During his campaign Trump said of the children of families living illegally inside the USA, “They have to go,” adding “What they’re doing, they’re having a baby. And then all of a sudden, nobody knows . . . the baby’s here.” One source quoting these words stated that getting rid of these children would require repealing the 14th amendment’s citizenship clause and that would be unlikely since it would require “the votes of two-thirds of both houses of Congress and support from three-fourths of the nation’s state legislatures.”
But at least one important source of Trump support, Breitbart News, does not agree that such birthright citizenship is granted by the 14th amendment. An article on its website argues that “the Constitution’s Fourteenth Amendment does not confer citizenship on the children of foreigners, whether legal or illegal.” (The former executive chairman of Breitbart News is Steve Bannon, former Trump campaign manager and now appointed as Trump’s chief White House strategist and senior counselor. Former Fox conservative commentator Glenn Beck and many others have linked him to white nationalism and hostility toward minorities, including Jews.)
Besides birthright citizenship for illegal immigrants, all sorts of other “rights,” including those connected with free speech (like flag burning), could be changed by new Supreme Court interpretations, new laws, or new amendments or changes to already existing ones.
One more important lesson to learn from Hitler’s Germany is to be wary of the power of nationalism and the likelihood it can lead to the tragedy of war. Hitler’s successes before WWII in making Germany “strong” again contributed greatly to his popularity. Among others, Hillary Clinton disputed Trump’s claim that he would make America great again. It was already great said she. But as Joyce Carol Oates and others have indicated the idea of “American exceptionalism” is a powerful force. The danger is serious that Trump may attempt to increase his powers by demonstrating and trying to embody such exceptionalism, and that many Americans may allow him to do so, achieving the psychological satisfaction of raising an index finger and chanting “we’re number one.”
In 1939, on the eve of Germany’s attack on Poland, many Germans, although certainly not Jews and other unfortunates, might have believed that Hitler’s actions since 1933 had furthered the German common good by making Germany great again. But by 1945, they saw more clearly what evil and suffering his policies had imposed, not just on foreign nations but on Germans themselves.
If Donald Trump attempts to trumpet American exceptionalism and pursues aggressive foreign policies, many U. S. citizens may for a while believe he has made our country “great again.” But pursuing such exceptionalism, whether in Germany in the 1930s or in the USA under a Trump presidency, is not the way to national greatness or heightening the common good.

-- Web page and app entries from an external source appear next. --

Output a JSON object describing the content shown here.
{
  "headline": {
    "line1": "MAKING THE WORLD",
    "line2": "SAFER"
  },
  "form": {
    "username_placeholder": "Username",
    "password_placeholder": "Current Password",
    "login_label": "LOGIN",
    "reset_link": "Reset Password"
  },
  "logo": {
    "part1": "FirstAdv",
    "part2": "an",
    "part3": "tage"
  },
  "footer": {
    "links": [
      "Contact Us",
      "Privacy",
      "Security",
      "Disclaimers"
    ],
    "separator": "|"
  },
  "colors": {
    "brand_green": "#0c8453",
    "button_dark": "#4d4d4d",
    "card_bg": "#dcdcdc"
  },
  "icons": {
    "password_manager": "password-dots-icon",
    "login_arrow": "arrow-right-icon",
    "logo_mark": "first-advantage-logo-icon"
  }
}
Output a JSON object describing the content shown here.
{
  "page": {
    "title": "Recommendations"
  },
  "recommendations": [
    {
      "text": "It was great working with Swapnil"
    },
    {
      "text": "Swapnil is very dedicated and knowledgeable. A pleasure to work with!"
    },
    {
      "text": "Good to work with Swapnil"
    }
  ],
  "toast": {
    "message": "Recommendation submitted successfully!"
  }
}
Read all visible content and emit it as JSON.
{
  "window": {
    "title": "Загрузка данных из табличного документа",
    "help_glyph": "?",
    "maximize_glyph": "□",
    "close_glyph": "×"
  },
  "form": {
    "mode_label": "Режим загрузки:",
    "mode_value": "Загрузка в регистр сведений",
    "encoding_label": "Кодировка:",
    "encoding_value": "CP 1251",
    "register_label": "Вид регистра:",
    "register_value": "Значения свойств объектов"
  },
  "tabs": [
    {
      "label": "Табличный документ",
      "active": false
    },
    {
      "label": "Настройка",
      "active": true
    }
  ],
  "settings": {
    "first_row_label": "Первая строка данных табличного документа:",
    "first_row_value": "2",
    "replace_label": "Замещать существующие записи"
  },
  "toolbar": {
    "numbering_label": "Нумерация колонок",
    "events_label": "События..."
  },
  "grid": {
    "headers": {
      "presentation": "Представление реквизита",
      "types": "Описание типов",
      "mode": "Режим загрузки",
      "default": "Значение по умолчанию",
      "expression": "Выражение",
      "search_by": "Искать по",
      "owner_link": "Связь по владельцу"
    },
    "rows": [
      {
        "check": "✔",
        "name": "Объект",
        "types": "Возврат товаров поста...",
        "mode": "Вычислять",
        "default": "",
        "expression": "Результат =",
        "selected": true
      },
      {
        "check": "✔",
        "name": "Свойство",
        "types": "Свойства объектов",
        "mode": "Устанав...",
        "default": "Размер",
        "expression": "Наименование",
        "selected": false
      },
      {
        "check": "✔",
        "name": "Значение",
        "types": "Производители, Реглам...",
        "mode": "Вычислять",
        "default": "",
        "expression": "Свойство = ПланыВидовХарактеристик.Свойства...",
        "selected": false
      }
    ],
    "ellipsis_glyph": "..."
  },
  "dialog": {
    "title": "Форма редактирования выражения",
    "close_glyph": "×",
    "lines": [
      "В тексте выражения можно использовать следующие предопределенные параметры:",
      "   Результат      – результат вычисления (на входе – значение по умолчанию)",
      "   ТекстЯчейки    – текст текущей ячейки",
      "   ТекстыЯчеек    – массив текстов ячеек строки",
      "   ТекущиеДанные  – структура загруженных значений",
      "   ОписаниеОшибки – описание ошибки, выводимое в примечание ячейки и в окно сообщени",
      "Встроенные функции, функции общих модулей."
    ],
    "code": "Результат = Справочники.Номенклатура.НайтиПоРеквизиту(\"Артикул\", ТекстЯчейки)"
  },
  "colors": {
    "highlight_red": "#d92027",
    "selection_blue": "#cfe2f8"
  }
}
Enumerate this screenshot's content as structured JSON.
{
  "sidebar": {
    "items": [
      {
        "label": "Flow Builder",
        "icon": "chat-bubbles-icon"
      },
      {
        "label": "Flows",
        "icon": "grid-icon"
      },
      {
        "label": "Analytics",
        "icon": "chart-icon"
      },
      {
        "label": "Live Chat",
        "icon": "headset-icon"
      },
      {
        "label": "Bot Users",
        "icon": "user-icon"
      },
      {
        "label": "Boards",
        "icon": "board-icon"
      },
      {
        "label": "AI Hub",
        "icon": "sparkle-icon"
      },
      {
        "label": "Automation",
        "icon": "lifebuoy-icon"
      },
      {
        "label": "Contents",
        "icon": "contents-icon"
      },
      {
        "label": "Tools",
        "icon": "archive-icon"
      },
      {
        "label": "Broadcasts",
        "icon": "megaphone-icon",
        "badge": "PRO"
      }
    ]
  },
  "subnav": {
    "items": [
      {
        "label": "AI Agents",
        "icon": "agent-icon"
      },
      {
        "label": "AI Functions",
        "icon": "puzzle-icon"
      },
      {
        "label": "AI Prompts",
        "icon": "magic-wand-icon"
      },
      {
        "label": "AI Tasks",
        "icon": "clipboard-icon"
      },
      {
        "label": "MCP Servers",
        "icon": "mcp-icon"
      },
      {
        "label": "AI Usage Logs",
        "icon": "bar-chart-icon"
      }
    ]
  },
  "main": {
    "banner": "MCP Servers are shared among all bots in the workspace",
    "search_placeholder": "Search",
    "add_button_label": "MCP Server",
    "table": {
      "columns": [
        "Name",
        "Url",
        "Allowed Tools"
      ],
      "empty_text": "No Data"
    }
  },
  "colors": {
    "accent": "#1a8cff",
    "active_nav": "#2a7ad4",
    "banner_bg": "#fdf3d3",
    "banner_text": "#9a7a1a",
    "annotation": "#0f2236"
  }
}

Despite all the dangers that Trumpism presents, perhaps I overestimate them. I hope so. But wary we must be.